In Therapy, We Want You to Have Good Sex—Whether You’re Trying to Conceive, Already Pregnant, or Have a Newborn
In our remote therapy sessions at Tribeca Maternity, we make clear to patients that sex is the one area in your life both pre- and post-baby where we’re not going to settle for “good enough.” Whether you are trying to conceive, are pregnant, or have a newborn, sex should be fun, exciting, and make you feel good. At Tribeca Maternity, we don’t advocate that you have sex—we advocate that you have good sex.
It’s Also Okay to Decide to Not Have Sex Right Now
As important as sex is to people’s lives, just as important is the decision to not have sex. Whatever the reason (exhaustion, busyness, recovery), you might just not be into sex right now, and that’s okay. During pregnancy or postpartum, you need to be able to recognize and say when you’re ready for sex and when you’re not. Sex is about choices, and among the infinite choices about sex that we fight for at Tribeca Maternity is the choice to not have it.
There Are Lots of Ways to Have Sex
There are lots of ways to have sex, whether with a partner or with yourself. During pregnancy or postpartum, it’s time to get creative. In online therapy at Tribeca Maternity, we help individuals and couples learn how to have sex in different ways, both mechanically and relationally.
Couples: Good Sex Requires Communication

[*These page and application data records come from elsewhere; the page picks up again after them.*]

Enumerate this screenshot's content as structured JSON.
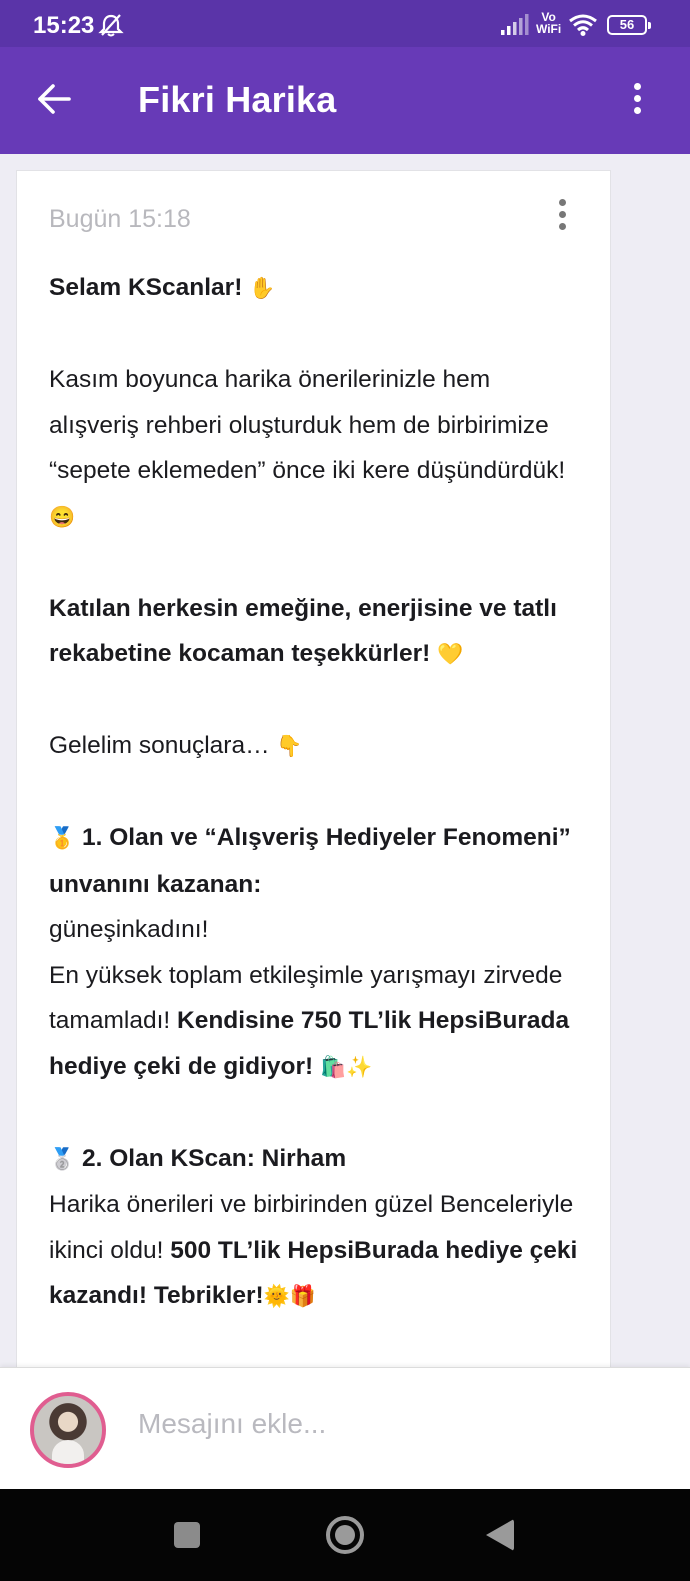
{
  "status_bar": {
    "time": "15:23",
    "network": "Vo\nWiFi",
    "battery": "56"
  },
  "app_bar": {
    "title": "Fikri Harika"
  },
  "post": {
    "timestamp": "Bugün 15:18",
    "greeting": "Selam KScanlar!",
    "greeting_emoji": "✋",
    "p1": "Kasım boyunca harika önerilerinizle hem alışveriş rehberi oluşturduk hem de birbirimize “sepete eklemeden” önce iki kere düşündürdük!",
    "p1_emoji": "😄",
    "thanks": "Katılan herkesin emeğine, enerjisine ve tatlı rekabetine kocaman teşekkürler!",
    "thanks_emoji": "💛",
    "results_intro": "Gelelim sonuçlara…",
    "results_emoji": "👇",
    "first_medal": "🥇",
    "first_title": "1. Olan ve “Alışveriş Hediyeler Fenomeni” unvanını kazanan:",
    "first_name": "güneşinkadını!",
    "first_desc": "En yüksek toplam etkileşimle yarışmayı zirvede tamamladı!",
    "first_prize": "Kendisine 750 TL’lik HepsiBurada hediye çeki de gidiyor!",
    "first_emoji": "🛍️✨",
    "second_medal": "🥈",
    "second_title": "2. Olan KScan: Nirham",
    "second_desc": "Harika önerileri ve birbirinden güzel Benceleriyle ikinci oldu!",
    "second_prize": "500 TL’lik HepsiBurada hediye çeki kazandı! Tebrikler!",
    "second_emoji": "🌞🎁"
  },
  "composer": {
    "placeholder": "Mesajını ekle..."
  }
}
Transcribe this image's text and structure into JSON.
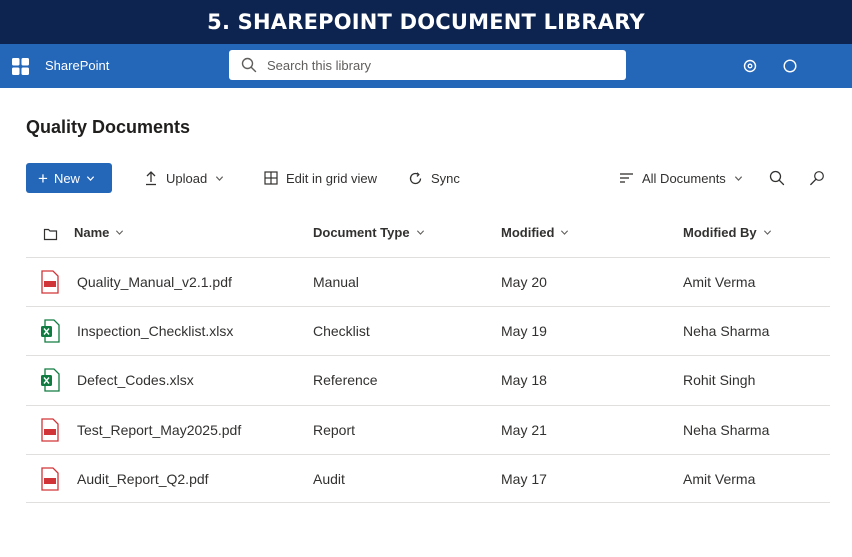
{
  "banner": {
    "title": "5. SHAREPOINT DOCUMENT LIBRARY"
  },
  "suitebar": {
    "app_name": "SharePoint",
    "search_placeholder": "Search this library",
    "icons": [
      "app-launcher-icon",
      "search-icon",
      "settings-icon",
      "help-icon"
    ]
  },
  "library": {
    "title": "Quality Documents",
    "commands": {
      "new_label": "New",
      "upload_label": "Upload",
      "grid_label": "Edit in grid view",
      "sync_label": "Sync",
      "view_label": "All Documents"
    },
    "columns": {
      "name": "Name",
      "type": "Document Type",
      "modified": "Modified",
      "modified_by": "Modified By"
    },
    "files": [
      {
        "name": "Quality_Manual_v2.1.pdf",
        "type": "Manual",
        "modified": "May 20",
        "modified_by": "Amit Verma",
        "kind": "pdf"
      },
      {
        "name": "Inspection_Checklist.xlsx",
        "type": "Checklist",
        "modified": "May 19",
        "modified_by": "Neha Sharma",
        "kind": "xlsx"
      },
      {
        "name": "Defect_Codes.xlsx",
        "type": "Reference",
        "modified": "May 18",
        "modified_by": "Rohit Singh",
        "kind": "xlsx"
      },
      {
        "name": "Test_Report_May2025.pdf",
        "type": "Report",
        "modified": "May 21",
        "modified_by": "Neha Sharma",
        "kind": "pdf"
      },
      {
        "name": "Audit_Report_Q2.pdf",
        "type": "Audit",
        "modified": "May 17",
        "modified_by": "Amit Verma",
        "kind": "pdf"
      }
    ]
  },
  "colors": {
    "banner": "#0d2350",
    "suitebar": "#2466b8",
    "accent": "#2466b8",
    "pdf": "#d13438",
    "xlsx": "#107c41"
  }
}
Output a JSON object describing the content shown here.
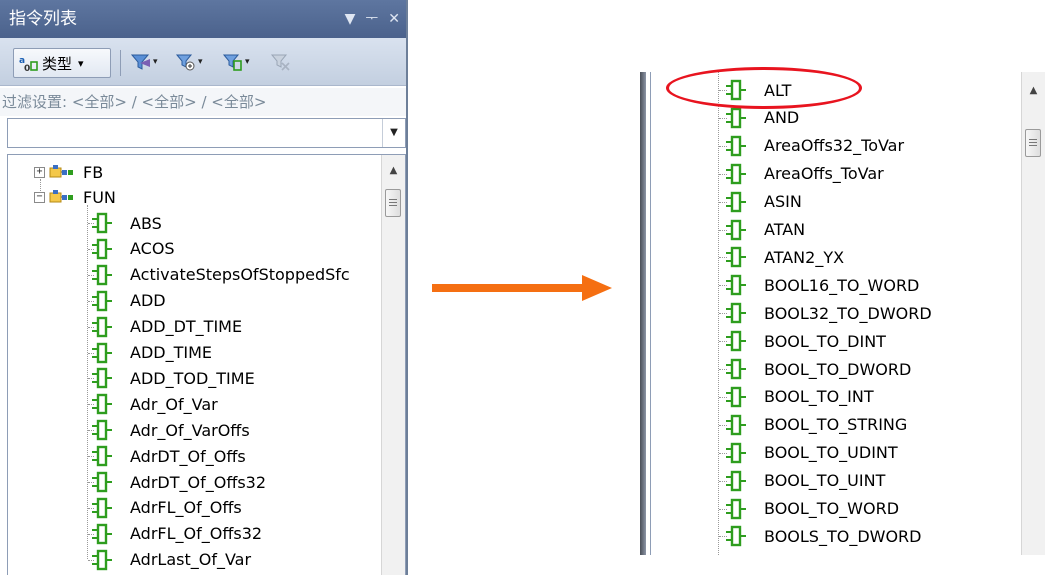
{
  "left_panel": {
    "title": "指令列表",
    "title_buttons": [
      "▼",
      "ᅮ",
      "✕"
    ],
    "toolbar": {
      "type_button_label": "类型",
      "type_button_icon": "type-sort-icon"
    },
    "filter_label": "过滤设置: <全部> / <全部> / <全部>",
    "combo_value": "",
    "tree": {
      "groups": [
        {
          "label": "FB",
          "expanded": false
        },
        {
          "label": "FUN",
          "expanded": true
        }
      ],
      "items": [
        "ABS",
        "ACOS",
        "ActivateStepsOfStoppedSfc",
        "ADD",
        "ADD_DT_TIME",
        "ADD_TIME",
        "ADD_TOD_TIME",
        "Adr_Of_Var",
        "Adr_Of_VarOffs",
        "AdrDT_Of_Offs",
        "AdrDT_Of_Offs32",
        "AdrFL_Of_Offs",
        "AdrFL_Of_Offs32",
        "AdrLast_Of_Var"
      ]
    }
  },
  "right_panel": {
    "items": [
      "ALT",
      "AND",
      "AreaOffs32_ToVar",
      "AreaOffs_ToVar",
      "ASIN",
      "ATAN",
      "ATAN2_YX",
      "BOOL16_TO_WORD",
      "BOOL32_TO_DWORD",
      "BOOL_TO_DINT",
      "BOOL_TO_DWORD",
      "BOOL_TO_INT",
      "BOOL_TO_STRING",
      "BOOL_TO_UDINT",
      "BOOL_TO_UINT",
      "BOOL_TO_WORD",
      "BOOLS_TO_DWORD"
    ],
    "highlighted_item": "ALT"
  },
  "colors": {
    "title_bar": "#4f678f",
    "arrow": "#f56f12",
    "highlight": "#e8141f",
    "function_icon": "#2e9d1e"
  }
}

The key to having good sex is being able to navigate when to have it, how to have it, and the conditions of having it. This can be particularly challenging during the self-isolation imposed by COVID-19, when all parts of your and your partner’s lives are happening in the same shared space, making healthy emotional and physical boundaries harder to come by. All of this can affect your sex life. And it means you need to talk about sex, which isn’t easy for many people. In remote couples therapy, we’ll help partners talk about sex, including:
- How to establish and navigate boundaries in the mostly at-home world of COVID-19 so there is still a time and place to feel in the mood for sex
- What feels sexy right now
- How to voice what you want (and don’t want)
- How to verbalize needs, including when to slow down or not have sex
- How to try something different
- How bodily changes affect sex
- How to navigate sex with the lack of time and energy of having a newborn